Does investing in new IT systems actually save organizations time? To answer this question, researchers conducted a study to estimate the time cost of implementing new IT products for organizations. The results suggest that while introducing new tech certainly has some benefits, it also displaces work onto unsuspecting workers.
Information Technology (IT) vendors often make bold claims about how their products enhance organizations’ efficiency. But business executives should be skeptical. Are these technologies actually saving staff departments’ time by shifting the work to line managers and employees?

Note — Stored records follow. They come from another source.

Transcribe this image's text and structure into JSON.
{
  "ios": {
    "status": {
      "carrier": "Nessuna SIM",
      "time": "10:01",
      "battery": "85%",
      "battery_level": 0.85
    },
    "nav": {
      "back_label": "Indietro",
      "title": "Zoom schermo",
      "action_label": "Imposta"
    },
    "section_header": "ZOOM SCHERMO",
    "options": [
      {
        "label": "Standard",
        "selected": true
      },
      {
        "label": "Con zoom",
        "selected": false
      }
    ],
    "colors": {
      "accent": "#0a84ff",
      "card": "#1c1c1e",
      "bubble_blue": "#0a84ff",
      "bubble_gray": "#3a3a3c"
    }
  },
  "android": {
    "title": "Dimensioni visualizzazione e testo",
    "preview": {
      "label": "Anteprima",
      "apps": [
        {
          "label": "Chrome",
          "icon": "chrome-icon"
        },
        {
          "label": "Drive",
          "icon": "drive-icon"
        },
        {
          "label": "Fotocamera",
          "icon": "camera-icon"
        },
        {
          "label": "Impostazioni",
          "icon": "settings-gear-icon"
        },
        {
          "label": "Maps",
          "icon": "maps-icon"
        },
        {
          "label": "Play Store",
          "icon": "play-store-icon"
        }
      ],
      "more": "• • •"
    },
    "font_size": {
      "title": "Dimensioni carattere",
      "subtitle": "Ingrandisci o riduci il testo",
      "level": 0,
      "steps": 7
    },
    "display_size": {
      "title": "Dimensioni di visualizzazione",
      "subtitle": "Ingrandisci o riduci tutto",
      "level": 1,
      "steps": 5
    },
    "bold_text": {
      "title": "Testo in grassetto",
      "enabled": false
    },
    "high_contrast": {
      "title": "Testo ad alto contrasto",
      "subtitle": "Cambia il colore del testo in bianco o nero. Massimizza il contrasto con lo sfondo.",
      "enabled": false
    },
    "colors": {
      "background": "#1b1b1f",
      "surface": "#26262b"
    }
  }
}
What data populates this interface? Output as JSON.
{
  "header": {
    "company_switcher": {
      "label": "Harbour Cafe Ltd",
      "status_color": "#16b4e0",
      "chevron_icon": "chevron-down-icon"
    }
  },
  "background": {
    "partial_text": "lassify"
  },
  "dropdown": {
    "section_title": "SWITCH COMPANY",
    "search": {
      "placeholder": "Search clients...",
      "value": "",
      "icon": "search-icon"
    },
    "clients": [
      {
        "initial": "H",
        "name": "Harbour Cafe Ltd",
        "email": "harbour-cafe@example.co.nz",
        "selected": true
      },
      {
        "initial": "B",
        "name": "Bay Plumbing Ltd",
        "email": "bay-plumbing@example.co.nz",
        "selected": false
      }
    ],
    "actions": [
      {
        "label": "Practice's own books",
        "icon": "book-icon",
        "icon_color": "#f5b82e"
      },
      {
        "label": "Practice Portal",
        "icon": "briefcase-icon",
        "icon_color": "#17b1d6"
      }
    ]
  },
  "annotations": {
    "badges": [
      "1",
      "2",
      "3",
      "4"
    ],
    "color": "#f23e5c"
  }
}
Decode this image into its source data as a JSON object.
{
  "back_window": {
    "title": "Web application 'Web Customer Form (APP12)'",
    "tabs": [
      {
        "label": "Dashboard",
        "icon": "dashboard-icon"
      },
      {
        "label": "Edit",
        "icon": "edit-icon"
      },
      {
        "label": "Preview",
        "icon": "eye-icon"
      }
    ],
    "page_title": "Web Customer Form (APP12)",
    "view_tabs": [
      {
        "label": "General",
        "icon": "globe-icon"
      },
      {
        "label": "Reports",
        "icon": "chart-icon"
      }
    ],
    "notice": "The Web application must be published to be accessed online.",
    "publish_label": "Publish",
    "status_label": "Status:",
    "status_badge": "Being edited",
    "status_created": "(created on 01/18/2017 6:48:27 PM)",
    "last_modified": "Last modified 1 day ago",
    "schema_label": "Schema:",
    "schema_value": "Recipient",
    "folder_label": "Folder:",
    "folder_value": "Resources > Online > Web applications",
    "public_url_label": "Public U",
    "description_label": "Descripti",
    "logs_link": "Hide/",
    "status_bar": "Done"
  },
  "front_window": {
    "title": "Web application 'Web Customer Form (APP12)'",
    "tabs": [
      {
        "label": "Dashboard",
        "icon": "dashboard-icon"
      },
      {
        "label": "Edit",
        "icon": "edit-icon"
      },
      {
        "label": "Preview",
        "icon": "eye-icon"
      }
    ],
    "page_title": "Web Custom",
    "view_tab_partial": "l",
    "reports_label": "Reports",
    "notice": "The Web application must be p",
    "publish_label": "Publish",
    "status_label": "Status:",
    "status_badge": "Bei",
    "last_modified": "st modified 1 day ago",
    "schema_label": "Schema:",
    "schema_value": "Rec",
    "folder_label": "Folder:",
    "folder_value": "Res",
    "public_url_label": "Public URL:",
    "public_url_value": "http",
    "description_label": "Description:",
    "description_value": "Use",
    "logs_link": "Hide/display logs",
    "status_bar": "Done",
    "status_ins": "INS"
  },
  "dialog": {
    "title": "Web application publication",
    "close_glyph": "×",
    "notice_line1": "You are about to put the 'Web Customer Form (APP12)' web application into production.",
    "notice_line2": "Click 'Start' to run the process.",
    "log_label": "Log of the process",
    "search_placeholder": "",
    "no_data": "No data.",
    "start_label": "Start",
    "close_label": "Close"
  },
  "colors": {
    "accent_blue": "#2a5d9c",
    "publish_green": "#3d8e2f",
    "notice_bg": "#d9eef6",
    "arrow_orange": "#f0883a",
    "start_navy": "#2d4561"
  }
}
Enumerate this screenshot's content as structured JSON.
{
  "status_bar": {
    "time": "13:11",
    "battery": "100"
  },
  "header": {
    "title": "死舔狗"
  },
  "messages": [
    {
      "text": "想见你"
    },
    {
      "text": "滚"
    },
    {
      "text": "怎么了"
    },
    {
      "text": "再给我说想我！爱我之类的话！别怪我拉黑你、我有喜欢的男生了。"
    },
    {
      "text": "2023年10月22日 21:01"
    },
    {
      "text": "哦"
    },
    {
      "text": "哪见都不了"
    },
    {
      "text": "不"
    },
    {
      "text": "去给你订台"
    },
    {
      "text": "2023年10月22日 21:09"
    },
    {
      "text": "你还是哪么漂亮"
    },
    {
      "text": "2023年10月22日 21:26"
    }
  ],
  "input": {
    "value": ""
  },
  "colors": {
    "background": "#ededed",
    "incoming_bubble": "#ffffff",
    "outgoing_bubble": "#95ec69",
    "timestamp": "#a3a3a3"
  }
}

In a study of 247 business software applications representing 28 software types, we found that, without exception, every software product claimed to save staff time through various mechanisms (e.g., numerous kinds of automation, alert systems, integration with other software, digital documents, database management, and data reporting). No doubt organizations have gained some efficiencies, but we have observed that IT investments lead to significant costs that burden line managers and the employees they support. For example, while HR staff would historically explain benefits to employees and complete their paperwork, they now direct employees to an HR portal, placing the labor in the hands of a new employee. Employees are responsible for studying and selecting their benefit options, and maintaining and updating their information, all while navigating a maze of windows, buttons, drop downs, and a logical flow that only makes sense to someone well-trained on the system.
That process takes time, as anyone who has navigated it knows — and sometimes a lot of time. The question for companies is: Is it worth it?
To answer this question, we conducted a study to estimate the time cost of implementing new IT products for organizations. Our research suggests that while introducing new IT products certainly has some benefits for organizations, it simultaneously displaces work onto unsuspecting workers, undermining the gains alleged by IT vendors.
Results of a Study of the Actual Hours Spent Learning IT Systems in a Major Organization
Our study sought to understand the actual costs associated with work displacement among 8,000 managerial and professional employees in a federal government department. We began with a pilot study to identify the IT systems employees must learn. We found more than 250 software packages that we divided into 18 distinct categories. We then conducted a large-scale job analysis survey to measure how many hours each employee spent learning each type of IT system. The survey was based on a representative sample of 900 managers and employees. The tables below sort our findings.
We asked whether employees actually used a given application, the extent they had to learn it, and how much time they spent learning it over the last two years. (With the exception of word-processing applications and internet browsers, all IT applications listed were imposed on managers and employees by staff departments.)
Almost everyone had to spend time to learn new applications, but the time burden depended on how many employees use the application and the type of application. Applications for document access, requesting services, travel and leave, and mobile apps were used by most employees and had the highest learning requirements. Applications for work planning, database management, purchasing, financial management, and grant management had similarly complex learning and time requirements, but were used by fewer employees. Common applications such as word processing programs and internet browsers required little time investment by employees. HR applications regarding performance evaluations, career management, HR services, personal HR data access, and training were used by nearly all employees and required a moderate investment. Social media usage ranked in the middle since it is not required of all jobs.
We found that the actual time cost of learning new software is meaningful. For example, of those employees who used a software, on average, across the 18 types, 34% spent no time learning, 41% spent 1-5 hours, 11% spent 6-10 hours, and 14% spent more than 10 hours over the last two years. This means that the average employee spends about one week every two years (45 hours) learning software applications. Considering all of the employees in the department and their average salary cost, this translates to $26 million spent every two years, or $13 million annually, to learn these software systems in this organization.
Recommendations Based on Our Research
First, and most simply, managers must become aware of the workload shift that occurs when they invest in new IT products. This awareness can be advantageous not only to workers, but to the staff department deciding which systems to purchase and implement from IT vendors. In other words, when department are considering new IT systems, they should not make the decision to implement independently; they must weigh the potential impact on line managers and employees first.
To this end, some organizations already have effective processes in place that are illustrative. For example, the Office of Management and Budget (OMB) in the federal government acts as a gatekeeper to prevent excessive workload shifting to the American public. Whenever a federal government agency wants to require something from the public, such as completing a new form or survey, they must obtain approval from OMB, which necessitates a detailed description of the need and the cost in terms of workload burden on citizens. Some private corporations have similar systems. Walgreens, for instance, limits when and how much corporate departments can burden the 9,000 stores with requests for information or other initiatives. This centralized management ensures the stores are not overtaxed for requests at one time or during busy seasons, and it limits distractions from their primary work of selling products.
Every organization should consider developing a gatekeeping process such as these to vet prospective IT systems before committing employees’ time — and company dollars — to implementing them.